(BPT) - A prostate cancer diagnosis can be shocking and scary, but there are ways to help ease anxiety and uncertainty around treatment options. A patient and his wife, a doctor and a national patient advocacy leader share some of the facts and their stories.
'When I heard I had prostate cancer I was concerned,' says Dan Woska, a prostate cancer survivor from Oklahoma City, Okla. 'I had thoughts about what this means for my wife and kids. I was also thinking 'What are my options?' and 'What can be done?' and the only person I really wanted to talk to about that was my wife, Debbie.'
'So he did,' she says. 'He talked to me about options and how he felt about them. It was very important that I was a partner in all of his decision making because it entails our lives.'
Dan and Debbie are one of many couples that had to have this difficult conversation.
In fact, in the United States, one in six men will be diagnosed with prostate cancer, according to Men's Health Network, but not all prostate cancers carry the same level of risk.

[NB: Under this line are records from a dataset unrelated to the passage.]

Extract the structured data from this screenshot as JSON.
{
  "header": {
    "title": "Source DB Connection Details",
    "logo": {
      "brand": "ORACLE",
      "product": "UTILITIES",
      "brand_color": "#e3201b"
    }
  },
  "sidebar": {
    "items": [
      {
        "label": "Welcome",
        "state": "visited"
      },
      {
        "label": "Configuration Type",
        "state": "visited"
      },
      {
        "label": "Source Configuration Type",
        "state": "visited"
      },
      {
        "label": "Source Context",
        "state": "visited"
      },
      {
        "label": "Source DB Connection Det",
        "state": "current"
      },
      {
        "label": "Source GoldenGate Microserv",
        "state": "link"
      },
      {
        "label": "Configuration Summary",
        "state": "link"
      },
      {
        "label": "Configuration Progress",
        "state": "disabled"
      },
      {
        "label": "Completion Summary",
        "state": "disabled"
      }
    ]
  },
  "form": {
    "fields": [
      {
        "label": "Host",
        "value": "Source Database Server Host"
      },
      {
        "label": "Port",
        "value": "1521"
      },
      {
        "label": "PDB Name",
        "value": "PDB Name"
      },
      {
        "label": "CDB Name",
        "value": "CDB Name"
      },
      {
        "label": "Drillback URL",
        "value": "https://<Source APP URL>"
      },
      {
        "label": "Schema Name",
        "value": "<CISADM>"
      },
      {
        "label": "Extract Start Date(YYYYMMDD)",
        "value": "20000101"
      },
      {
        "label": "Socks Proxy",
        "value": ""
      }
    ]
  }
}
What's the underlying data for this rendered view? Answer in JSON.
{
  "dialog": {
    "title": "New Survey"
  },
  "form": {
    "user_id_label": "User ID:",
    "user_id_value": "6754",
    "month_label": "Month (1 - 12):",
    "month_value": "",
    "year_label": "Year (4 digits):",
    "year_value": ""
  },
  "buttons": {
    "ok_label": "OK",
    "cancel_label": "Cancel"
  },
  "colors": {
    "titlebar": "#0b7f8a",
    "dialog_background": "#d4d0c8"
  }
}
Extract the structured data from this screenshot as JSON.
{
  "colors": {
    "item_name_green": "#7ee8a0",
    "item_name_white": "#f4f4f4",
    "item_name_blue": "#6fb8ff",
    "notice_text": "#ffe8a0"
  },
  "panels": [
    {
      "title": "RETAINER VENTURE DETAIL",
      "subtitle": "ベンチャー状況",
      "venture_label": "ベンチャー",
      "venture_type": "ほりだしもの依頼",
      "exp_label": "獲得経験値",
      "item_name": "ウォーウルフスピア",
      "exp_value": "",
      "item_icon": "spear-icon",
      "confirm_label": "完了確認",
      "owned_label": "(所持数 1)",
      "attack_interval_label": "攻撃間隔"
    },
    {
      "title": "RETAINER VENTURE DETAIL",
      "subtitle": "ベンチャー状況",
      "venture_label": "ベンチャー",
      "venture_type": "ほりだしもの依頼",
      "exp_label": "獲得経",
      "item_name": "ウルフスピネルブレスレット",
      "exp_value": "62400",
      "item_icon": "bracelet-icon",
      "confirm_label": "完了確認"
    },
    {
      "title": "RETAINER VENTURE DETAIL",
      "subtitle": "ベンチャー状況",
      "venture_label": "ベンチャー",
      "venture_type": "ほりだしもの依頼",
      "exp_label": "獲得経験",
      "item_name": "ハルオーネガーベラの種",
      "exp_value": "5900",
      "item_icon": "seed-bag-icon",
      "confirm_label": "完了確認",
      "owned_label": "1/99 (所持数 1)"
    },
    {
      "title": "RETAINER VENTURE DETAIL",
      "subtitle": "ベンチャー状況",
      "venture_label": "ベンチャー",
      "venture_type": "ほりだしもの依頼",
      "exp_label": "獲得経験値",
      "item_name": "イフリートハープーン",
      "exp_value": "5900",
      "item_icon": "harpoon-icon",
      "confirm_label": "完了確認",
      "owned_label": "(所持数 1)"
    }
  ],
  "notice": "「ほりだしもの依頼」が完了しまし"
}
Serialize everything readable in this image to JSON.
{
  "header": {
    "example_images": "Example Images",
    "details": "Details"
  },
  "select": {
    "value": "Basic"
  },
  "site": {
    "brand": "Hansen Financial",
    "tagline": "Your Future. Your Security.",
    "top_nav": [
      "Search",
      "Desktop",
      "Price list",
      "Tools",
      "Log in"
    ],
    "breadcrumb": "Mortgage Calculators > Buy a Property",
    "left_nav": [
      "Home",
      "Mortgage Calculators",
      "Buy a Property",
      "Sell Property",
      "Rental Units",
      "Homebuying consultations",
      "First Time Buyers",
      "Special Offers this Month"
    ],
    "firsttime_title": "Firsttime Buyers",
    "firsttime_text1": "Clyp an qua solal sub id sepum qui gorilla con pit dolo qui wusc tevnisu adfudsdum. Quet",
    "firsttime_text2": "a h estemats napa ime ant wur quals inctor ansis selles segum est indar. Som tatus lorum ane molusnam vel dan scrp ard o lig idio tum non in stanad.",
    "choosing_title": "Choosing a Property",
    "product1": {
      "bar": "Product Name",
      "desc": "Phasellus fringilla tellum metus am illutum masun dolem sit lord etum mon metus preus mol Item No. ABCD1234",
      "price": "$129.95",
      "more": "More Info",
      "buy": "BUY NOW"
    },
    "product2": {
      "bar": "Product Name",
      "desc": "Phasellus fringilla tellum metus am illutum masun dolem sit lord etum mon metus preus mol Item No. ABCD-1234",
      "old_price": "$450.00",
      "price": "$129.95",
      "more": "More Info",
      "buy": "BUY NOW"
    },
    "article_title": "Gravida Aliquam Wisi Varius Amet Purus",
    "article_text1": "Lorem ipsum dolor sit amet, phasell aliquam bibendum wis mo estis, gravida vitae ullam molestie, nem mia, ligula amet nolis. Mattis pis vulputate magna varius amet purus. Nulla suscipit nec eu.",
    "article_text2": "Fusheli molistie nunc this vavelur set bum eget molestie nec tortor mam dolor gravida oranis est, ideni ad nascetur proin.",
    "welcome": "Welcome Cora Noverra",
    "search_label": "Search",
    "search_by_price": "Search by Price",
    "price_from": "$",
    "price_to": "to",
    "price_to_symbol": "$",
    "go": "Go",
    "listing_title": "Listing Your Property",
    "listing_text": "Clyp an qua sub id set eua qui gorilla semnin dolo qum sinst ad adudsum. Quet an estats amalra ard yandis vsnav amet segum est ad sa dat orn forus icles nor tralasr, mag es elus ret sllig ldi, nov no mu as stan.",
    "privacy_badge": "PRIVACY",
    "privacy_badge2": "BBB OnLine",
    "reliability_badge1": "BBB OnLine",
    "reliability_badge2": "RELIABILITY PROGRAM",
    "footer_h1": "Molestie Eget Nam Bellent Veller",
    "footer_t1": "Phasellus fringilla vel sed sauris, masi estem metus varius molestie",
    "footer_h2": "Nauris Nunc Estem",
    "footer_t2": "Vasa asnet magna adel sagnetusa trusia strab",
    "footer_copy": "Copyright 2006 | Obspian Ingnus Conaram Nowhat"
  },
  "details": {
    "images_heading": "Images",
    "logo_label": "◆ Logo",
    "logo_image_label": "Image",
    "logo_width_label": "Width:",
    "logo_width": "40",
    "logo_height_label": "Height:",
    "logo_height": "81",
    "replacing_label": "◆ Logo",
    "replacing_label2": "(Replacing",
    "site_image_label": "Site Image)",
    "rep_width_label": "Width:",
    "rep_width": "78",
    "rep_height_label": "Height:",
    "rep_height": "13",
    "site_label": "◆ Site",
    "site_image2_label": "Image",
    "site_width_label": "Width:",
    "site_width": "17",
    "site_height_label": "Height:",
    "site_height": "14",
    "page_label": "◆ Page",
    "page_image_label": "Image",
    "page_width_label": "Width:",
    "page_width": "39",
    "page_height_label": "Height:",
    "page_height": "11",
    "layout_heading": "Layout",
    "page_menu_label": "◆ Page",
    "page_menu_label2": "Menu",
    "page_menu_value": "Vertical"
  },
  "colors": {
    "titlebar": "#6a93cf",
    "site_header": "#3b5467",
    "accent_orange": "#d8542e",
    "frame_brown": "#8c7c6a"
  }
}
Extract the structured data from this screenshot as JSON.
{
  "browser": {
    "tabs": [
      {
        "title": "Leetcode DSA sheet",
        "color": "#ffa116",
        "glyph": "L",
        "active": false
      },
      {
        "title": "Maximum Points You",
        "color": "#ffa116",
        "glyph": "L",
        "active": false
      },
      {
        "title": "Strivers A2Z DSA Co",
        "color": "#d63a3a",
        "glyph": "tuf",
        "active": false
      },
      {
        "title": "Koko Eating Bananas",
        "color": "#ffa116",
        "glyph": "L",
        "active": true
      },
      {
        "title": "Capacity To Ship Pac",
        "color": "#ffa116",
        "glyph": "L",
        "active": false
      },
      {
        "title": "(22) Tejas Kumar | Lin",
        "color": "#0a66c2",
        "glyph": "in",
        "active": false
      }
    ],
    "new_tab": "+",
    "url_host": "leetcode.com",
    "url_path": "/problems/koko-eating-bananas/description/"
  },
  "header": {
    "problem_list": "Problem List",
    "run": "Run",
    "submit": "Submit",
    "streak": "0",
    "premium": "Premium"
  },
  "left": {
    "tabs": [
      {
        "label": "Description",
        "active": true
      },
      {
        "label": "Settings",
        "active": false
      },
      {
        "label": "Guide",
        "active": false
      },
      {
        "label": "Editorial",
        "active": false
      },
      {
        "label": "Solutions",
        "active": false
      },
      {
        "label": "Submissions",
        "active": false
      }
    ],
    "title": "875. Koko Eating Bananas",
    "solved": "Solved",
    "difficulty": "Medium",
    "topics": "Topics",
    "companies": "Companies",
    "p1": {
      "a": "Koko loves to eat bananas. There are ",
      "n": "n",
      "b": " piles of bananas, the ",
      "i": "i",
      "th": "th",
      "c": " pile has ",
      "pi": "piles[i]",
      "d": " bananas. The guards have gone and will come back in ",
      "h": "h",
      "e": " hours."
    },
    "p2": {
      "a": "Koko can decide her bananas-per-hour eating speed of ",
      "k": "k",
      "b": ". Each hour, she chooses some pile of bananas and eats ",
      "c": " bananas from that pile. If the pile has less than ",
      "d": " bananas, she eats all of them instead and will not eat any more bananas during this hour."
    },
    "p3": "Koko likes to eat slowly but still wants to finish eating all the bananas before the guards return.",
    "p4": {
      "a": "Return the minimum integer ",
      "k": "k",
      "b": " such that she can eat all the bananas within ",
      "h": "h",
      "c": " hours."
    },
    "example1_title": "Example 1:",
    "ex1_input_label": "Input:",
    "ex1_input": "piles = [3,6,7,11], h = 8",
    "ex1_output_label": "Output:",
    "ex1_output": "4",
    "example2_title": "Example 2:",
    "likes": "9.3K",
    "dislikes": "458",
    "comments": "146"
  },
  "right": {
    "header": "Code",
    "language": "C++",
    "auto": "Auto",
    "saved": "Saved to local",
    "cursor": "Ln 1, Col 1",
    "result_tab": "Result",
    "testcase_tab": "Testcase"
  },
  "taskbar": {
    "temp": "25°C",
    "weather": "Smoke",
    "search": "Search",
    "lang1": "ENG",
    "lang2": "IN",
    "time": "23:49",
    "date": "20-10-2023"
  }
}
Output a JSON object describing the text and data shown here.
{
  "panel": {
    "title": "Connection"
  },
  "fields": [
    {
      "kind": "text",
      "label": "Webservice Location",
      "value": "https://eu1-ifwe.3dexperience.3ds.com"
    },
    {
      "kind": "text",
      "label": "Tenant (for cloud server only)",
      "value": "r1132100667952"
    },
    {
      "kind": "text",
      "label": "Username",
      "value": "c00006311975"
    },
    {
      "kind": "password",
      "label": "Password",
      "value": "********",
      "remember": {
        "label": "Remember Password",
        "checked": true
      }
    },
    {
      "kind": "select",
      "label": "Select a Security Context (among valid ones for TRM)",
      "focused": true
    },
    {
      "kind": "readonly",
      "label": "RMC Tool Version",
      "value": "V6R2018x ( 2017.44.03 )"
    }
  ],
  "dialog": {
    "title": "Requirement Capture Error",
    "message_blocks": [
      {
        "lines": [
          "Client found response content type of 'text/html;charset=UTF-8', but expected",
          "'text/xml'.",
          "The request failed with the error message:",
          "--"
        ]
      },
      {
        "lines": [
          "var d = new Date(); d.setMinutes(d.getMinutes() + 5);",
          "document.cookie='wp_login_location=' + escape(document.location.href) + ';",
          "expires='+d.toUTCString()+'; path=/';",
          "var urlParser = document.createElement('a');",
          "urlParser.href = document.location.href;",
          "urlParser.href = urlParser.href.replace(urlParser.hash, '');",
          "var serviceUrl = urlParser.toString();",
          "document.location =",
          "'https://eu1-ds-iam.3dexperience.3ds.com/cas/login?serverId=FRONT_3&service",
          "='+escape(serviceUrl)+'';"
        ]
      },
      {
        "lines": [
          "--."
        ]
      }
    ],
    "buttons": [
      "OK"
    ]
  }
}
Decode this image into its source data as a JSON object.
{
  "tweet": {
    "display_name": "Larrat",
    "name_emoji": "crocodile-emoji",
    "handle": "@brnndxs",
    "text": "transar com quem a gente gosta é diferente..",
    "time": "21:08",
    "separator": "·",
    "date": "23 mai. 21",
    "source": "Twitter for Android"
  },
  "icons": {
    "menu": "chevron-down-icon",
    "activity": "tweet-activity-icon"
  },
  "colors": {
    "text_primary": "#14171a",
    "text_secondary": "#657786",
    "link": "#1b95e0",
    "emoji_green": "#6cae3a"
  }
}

'In the case of high-risk cancer, immediate treatment like surgery can be life-saving,' says Dr. Uchio, director of urologic oncology at the University of California, Irvine. 'The reality, however, is that more than half of men diagnosed with prostate cancer have low-risk disease that can be managed with active surveillance, a program of regular and close monitoring of the cancer. If you have these less-aggressive cancers, active surveillance provides an opportunity to delay or avoid treatments such as surgery or radiation.'
Your Prostate Your Decision was created in response to a national survey conducted by Kelton Research and supported by Men's Health Network (MHN), Prostate Health Education Network (PHEN), ZERO - The End of Prostate Cancer and Genomic Health. The campaign website and video featuring baseball Hall-of-Famer and prostate cancer survivor Joe Torre educates men and their loved ones that every man is different and every cancer is unique. Resources patients need to have a more productive discussion with their doctor are available at www.YourProstateYourDecision.com.
According to the survey there are misconceptions about prostate cancer leading men to likely choose surgery before getting all the facts about their cancer.
Few men consider active surveillance as a treatment option. In fact, only 10 percent of men ages 50 and older and 27 percent of their female caregivers correctly link active surveillance to prostate cancer instead of other diseases.
The survey also showed an alarming widespread misconception regarding prostate cancer risk and the need for immediate treatment. More than half of men over the age of 50 surveyed believe it is life-threatening and best treated immediately.
'These statistics highlight a significant potential for prostate cancer over-treatment,' says Thomas Farrington, founder and president of PHEN, an organization that focuses on addressing the prostate cancer disparity among African Americans who have the nation's highest prostate cancer incidence and mortality rates. 'With recent developments in medicine and emerging genomic tools like the Oncotype DX test, there is an opportunity for us to help relieve the anxiety experienced by men and their families in making the proper treatment decision by providing a scientifically precise assessment of each patient's prostate cancer aggressiveness.'
Developed in collaboration with the University of California, San Francisco (UCSF) and Cleveland Clinic, the Oncotype DX prostate cancer test helps physicians and their patients confidently choose the most appropriate treatment based on an individualized risk assessment.
'If you are diagnosed with prostate cancer, you are ultimately responsible for making decisions concerning your health. And if you're going to be responsible for making decisions concerning your health, you're going to have to get educated about prostate cancer treatment options,' says Woska, who, based on the genomic makeup of his tumor, has been on active surveillance since 2013.